During his interview for the Pollard Review, Mr Paxman said: "It was, I would say, common gossip that Jimmy Savile liked, you know, young - it was always assumed to be girls.
"I don't know whether it was girls or boys. But I had no evidence of it, and I never saw anything that made me take it more seriously than it was common gossip."
But, describing why he felt the shelving of the Newsnight investigation had been wrong, he said: "These people prey upon children in vulnerable situations and when the children complain they are not believed.
"I thought that we had behaved just like many other authorities and I didn't like it."
Meanwhile, Mr Paxman's fellow Newsnight presenter, Kirsty Wark, said there "was definitely a communications problem" between Mr Rippon and the journalists working on the Savile investigation.
Acting director general Tim Davie said that by releasing the transcripts, the BBC was being "open and transparent in its handling of this unhappy chapter in our history".

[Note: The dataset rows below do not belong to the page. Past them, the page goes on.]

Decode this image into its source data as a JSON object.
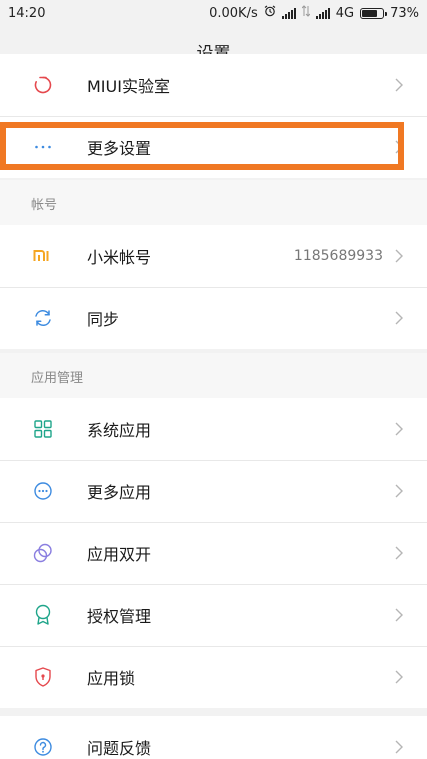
{
  "status_bar": {
    "time": "14:20",
    "speed": "0.00K/s",
    "network": "4G",
    "battery": "73%",
    "battery_level": 0.73
  },
  "header": {
    "title": "设置"
  },
  "top_group": {
    "items": [
      {
        "label": "MIUI实验室",
        "icon": "flask-circle-icon"
      },
      {
        "label": "更多设置",
        "icon": "more-dots-icon"
      }
    ]
  },
  "account_section": {
    "header": "帐号",
    "items": [
      {
        "label": "小米帐号",
        "value": "1185689933",
        "icon": "mi-logo-icon"
      },
      {
        "label": "同步",
        "icon": "sync-icon"
      }
    ]
  },
  "apps_section": {
    "header": "应用管理",
    "items": [
      {
        "label": "系统应用",
        "icon": "grid-apps-icon"
      },
      {
        "label": "更多应用",
        "icon": "more-apps-icon"
      },
      {
        "label": "应用双开",
        "icon": "dual-apps-icon"
      },
      {
        "label": "授权管理",
        "icon": "badge-icon"
      },
      {
        "label": "应用锁",
        "icon": "shield-lock-icon"
      }
    ]
  },
  "help_group": {
    "items": [
      {
        "label": "问题反馈",
        "icon": "help-icon"
      }
    ]
  },
  "colors": {
    "highlight": "#f07823",
    "mi_orange": "#f5a623",
    "blue": "#3d8be0",
    "teal": "#1fa58a",
    "purple": "#8a7ee0",
    "red": "#e5484d"
  }
}
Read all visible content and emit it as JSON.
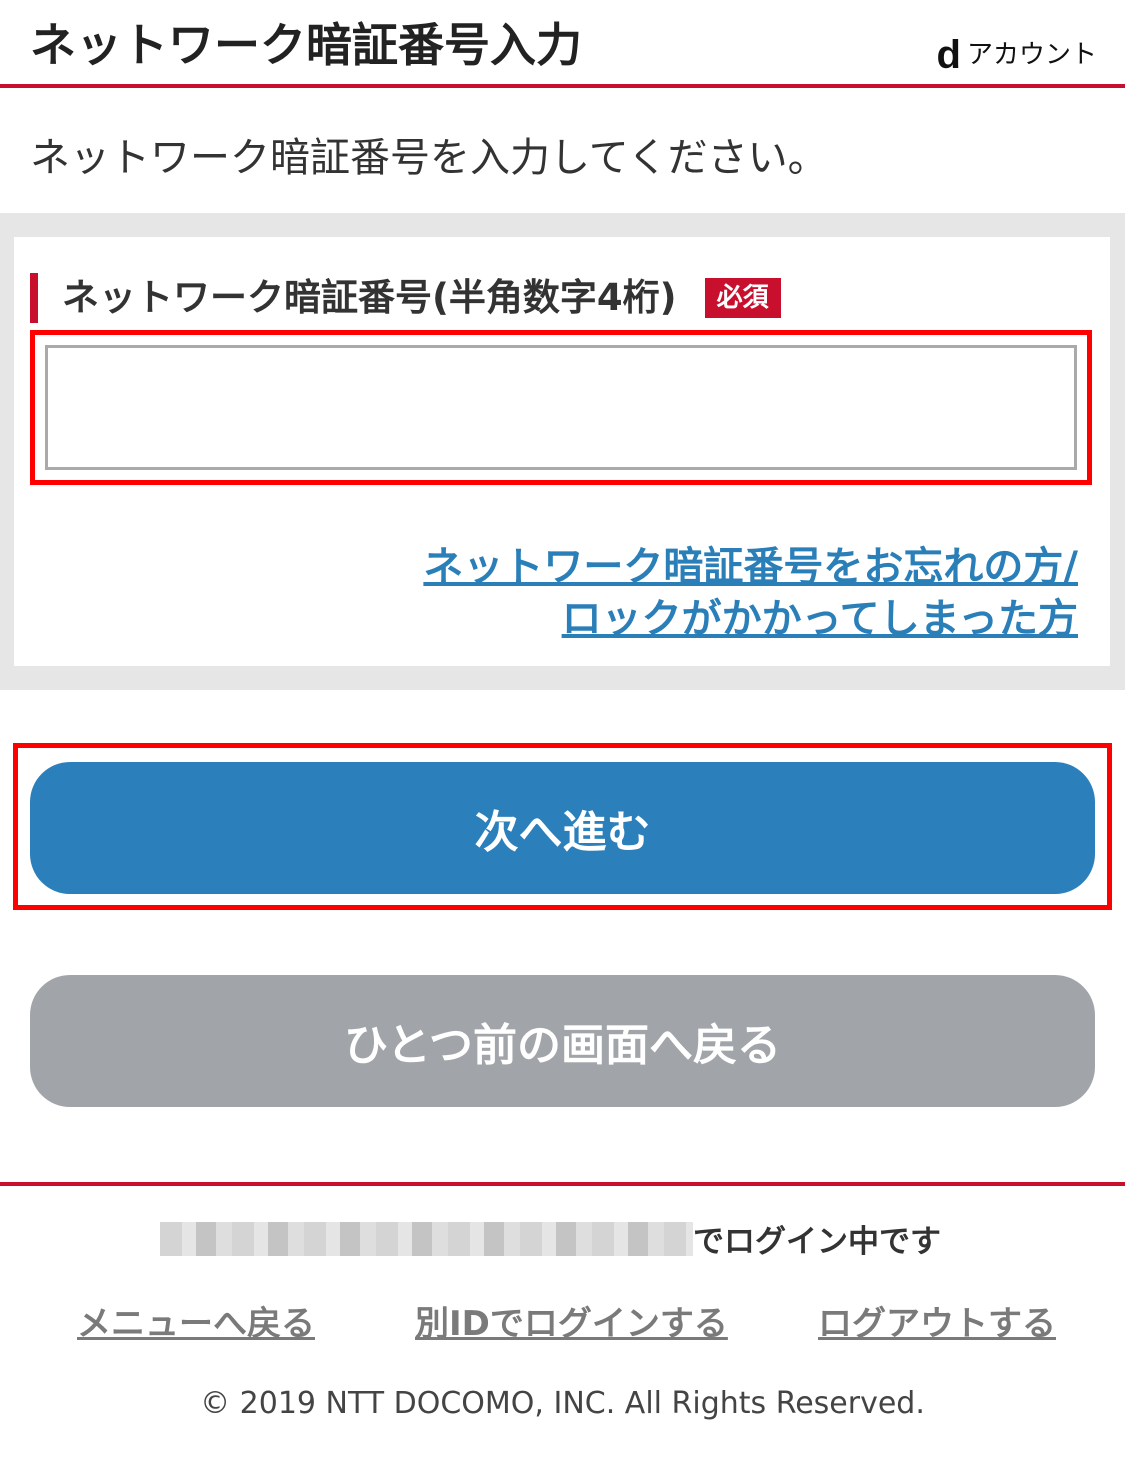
{
  "header": {
    "title": "ネットワーク暗証番号入力",
    "brand_mark": "d",
    "brand_text": "アカウント"
  },
  "instruction": "ネットワーク暗証番号を入力してください。",
  "form": {
    "field_label": "ネットワーク暗証番号(半角数字4桁)",
    "required_badge": "必須",
    "pin_value": "",
    "forgot_link_line1": "ネットワーク暗証番号をお忘れの方/",
    "forgot_link_line2": "ロックがかかってしまった方"
  },
  "buttons": {
    "next_label": "次へ進む",
    "back_label": "ひとつ前の画面へ戻る"
  },
  "footer": {
    "login_status": "でログイン中です",
    "menu_link": "メニューへ戻る",
    "other_id_link": "別IDでログインする",
    "logout_link": "ログアウトする",
    "copyright": "© 2019 NTT DOCOMO, INC. All Rights Reserved."
  },
  "colors": {
    "accent_red": "#c8102e",
    "primary_button": "#2b7fba",
    "secondary_button": "#a1a5a9",
    "link_blue": "#2a7fb8",
    "highlight_red": "#ff0000"
  }
}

But he said details had been removed for reasons of defamation, data privacy, protection of confidential sources, anonymity for victims of sexual assault, potential prejudice to or interference with police investigations or ongoing criminal proceedings, legal professional privilege and confidentiality - where a genuine and identifiable interest of the BBC is at stake.
He added: "It has not been an entirely comfortable process for us to go through but it is right that we did it this way.
"It is important that the BBC now moves forward with the lessons learned and continues to regain the public's trust."
Speaking after the documents' publication, Lord Patten said: "These documents paint a very unhappy picture, but the BBC needs to be open - more open than others would be - in confronting the facts that lie behind Nick Pollard's report.
"A limited amount of text has been blacked out for legal reasons, but no-one could say that the effect has been to sanitise this material, which again puts a spotlight on some of our failings. We need to acknowledge these shortcomings and learn from them."
Conservative peer and former party treasurer Lord McAlpine has accused the BBC of behaving like the "secret service" by using redactions of the inquiry transcripts to censor criticism of senior executives.
The peer was falsely accused of child abuse after a BBC Newsnight broadcast. He was not named on the programme but was wrongly identified on social media outlets and by some blogs that incorrectly speculated about the person's identity.
In a report on that broadcast, BBC Scotland director Ken MacQuarrie found Newsnight staff had failed to complete "basic journalistic checks".
The Pollard Review was set up by the BBC to decide if there were management failings over the six-week Savile investigation, which was dropped by Newsnight in December 2011.
The report, headed by former head of Sky News Nick Pollard and published in December, concluded the decision to shelve the investigation was "seriously flawed" but "done in good faith".
It dismissed claims it was dropped to protect tribute shows to Savile, and found no evidence of a cover-up, but was highly critical of BBC bosses in describing "chaos and confusion" and "leadership in short supply".
The BBC accepted the findings in full and the corporation announced a series of staff changes after it was published.
Another review led by Dame Janet Smith, looking at the culture and practices of the BBC during the years in which Savile worked there, is expected next year.